I don't think that their policy is a great one.  I understand why they have it, but I think that there area better ways to promote journalistic integrity, like just saying they can't participate in things that they themselves cover.  But the policy is clear, and has been VERY public since NPR fired Juan Williams a few years back.

I AM amused at the folks crying censorship over this who were fine with Juan Williams being fired.  Just because I'm amused by folks who rationalize things like that. 

Frondly, Fern

Tuesday, October 18, 2011

Purple Sweet Potatoes

Blessings, Darlings!

I removed all the sweet potato vines from my garden.  They go into compost unlike the tomato vines which, due to risk of blight, don't get composted.  While removing the vines I found yet MORE potatoes.  Bringing my harvest up to about 18 pounds.  I'm VERY happy with those numbers, given I had NO idea what I was doing and planted only 3 slips 'lasagna' style over solid clay soil.  These are, after all, a crop that loves SANDY soil, the opposite of what I have!

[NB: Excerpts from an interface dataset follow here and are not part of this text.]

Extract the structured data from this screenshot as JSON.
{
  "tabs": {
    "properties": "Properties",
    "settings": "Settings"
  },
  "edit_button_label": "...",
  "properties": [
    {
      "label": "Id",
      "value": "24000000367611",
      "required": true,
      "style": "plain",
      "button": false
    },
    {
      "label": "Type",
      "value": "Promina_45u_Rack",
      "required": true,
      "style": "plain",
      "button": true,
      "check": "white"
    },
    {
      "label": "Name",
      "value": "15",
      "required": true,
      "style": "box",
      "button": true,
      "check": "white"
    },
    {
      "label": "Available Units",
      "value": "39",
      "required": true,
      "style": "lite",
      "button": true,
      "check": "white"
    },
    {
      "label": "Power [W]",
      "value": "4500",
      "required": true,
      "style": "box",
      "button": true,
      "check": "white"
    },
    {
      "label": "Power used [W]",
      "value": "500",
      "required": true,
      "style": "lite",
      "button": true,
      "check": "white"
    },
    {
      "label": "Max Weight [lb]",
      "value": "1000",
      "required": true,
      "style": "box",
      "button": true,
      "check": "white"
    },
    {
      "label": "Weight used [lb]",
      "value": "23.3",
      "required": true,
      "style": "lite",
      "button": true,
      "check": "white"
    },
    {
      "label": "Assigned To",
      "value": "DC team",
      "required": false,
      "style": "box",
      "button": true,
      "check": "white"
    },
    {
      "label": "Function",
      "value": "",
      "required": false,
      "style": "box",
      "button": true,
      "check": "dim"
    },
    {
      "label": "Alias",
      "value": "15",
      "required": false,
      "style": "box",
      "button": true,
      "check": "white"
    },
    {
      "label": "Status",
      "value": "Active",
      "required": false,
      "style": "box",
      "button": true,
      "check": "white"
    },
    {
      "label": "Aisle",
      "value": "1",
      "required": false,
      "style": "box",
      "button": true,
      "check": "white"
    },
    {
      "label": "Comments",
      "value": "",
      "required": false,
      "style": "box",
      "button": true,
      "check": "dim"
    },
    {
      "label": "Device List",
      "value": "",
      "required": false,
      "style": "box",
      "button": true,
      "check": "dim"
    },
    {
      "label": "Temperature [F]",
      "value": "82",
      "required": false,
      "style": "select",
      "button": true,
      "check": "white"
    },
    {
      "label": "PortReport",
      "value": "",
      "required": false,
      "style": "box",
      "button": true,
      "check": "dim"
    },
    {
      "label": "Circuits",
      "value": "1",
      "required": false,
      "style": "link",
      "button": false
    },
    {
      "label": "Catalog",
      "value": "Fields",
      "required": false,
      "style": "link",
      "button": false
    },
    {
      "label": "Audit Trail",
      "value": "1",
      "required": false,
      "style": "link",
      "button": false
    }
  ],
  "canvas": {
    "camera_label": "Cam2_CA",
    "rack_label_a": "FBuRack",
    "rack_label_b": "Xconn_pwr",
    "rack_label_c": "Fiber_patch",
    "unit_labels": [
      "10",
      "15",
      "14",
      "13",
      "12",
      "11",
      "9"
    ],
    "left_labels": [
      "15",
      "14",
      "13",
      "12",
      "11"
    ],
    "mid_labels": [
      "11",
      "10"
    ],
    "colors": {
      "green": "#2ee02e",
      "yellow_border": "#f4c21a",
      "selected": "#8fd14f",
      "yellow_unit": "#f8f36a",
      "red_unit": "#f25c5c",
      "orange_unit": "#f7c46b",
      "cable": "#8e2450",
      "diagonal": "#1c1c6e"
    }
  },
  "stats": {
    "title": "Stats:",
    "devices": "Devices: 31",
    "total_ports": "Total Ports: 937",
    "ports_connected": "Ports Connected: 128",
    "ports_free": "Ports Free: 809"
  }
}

So, I hear you asking, how are they for eating?  Remember - I've grown these in the wrong soil and in a drought/heat wave, so YMMV.  Not as sweet as most orange sweet potatoes to me, and while the skin on most of them is thin ... just under the skin is a fair amount of fiber which can be nasty.  But I'm sure that I'll learn how to deal with that better soon.

I expect that the leaves are edible, too, but haven't tried them yet.  The deer LOVE them.  I let the deer in at the end of the season, so they could help remove the vines.  Working WITH nature rocks!

So, again - nice flavor, GREAT color, GREAT yield.

Frondly, Fern

Sunday, October 2, 2011

Baby, it's cold outside

Blessings Darlings!

Actually, it's cold AND damp.  Rain, and the temperature hasn't gotten out of the 40's in days.  It's a colder snap than usual this early in the year. 

So we're trying to acclimate to fall/winter temperatures a bit earlier than we'd like to.  The Chubby Hubby even turned on the heat in the bedroom last night!  The house is 63 now, instead of 78.  I'm very unhappy - I have a cold and I'd be uncomfortable under the best of circumstances, and this is ... okay, it's a first world problem.  We CAN turn on the heat.  We CAN afford it right now. 

Since the weather is no longer nasty hot, I'm back to making soup and we're having that for most lunches.  Last week I made Huge Batch O' Chili. We're still eating that, and there's a half gallon in the freezer for some other time.  I'll probably make Barley Veggie with Beef next - we love us some barley!  The guys will probably insist on chicken noodle after that - they are kind of predictable.

Soups have been one of my favorite foods since I was a baby, apparently.  My Mother says that I couldn't get enough the first time she fed me chicken noodle soup.  I immediately became a soup addict.  Or at least a salt addict.  It's likely that was the first salty food I was given as an infant.

I often make soup in big enough batches that I can freeze a couple of quarts for some time when I'm too busy to make more.  I consider that good use of the freezer.  I'd probably can some of it but I'd have to can the full batch to fill the canner, and then what would we eat immediately?  Okay, that's not an insurmountable problem.

To sum up today's post:  Weather cold, soup good.

Frondly, Fern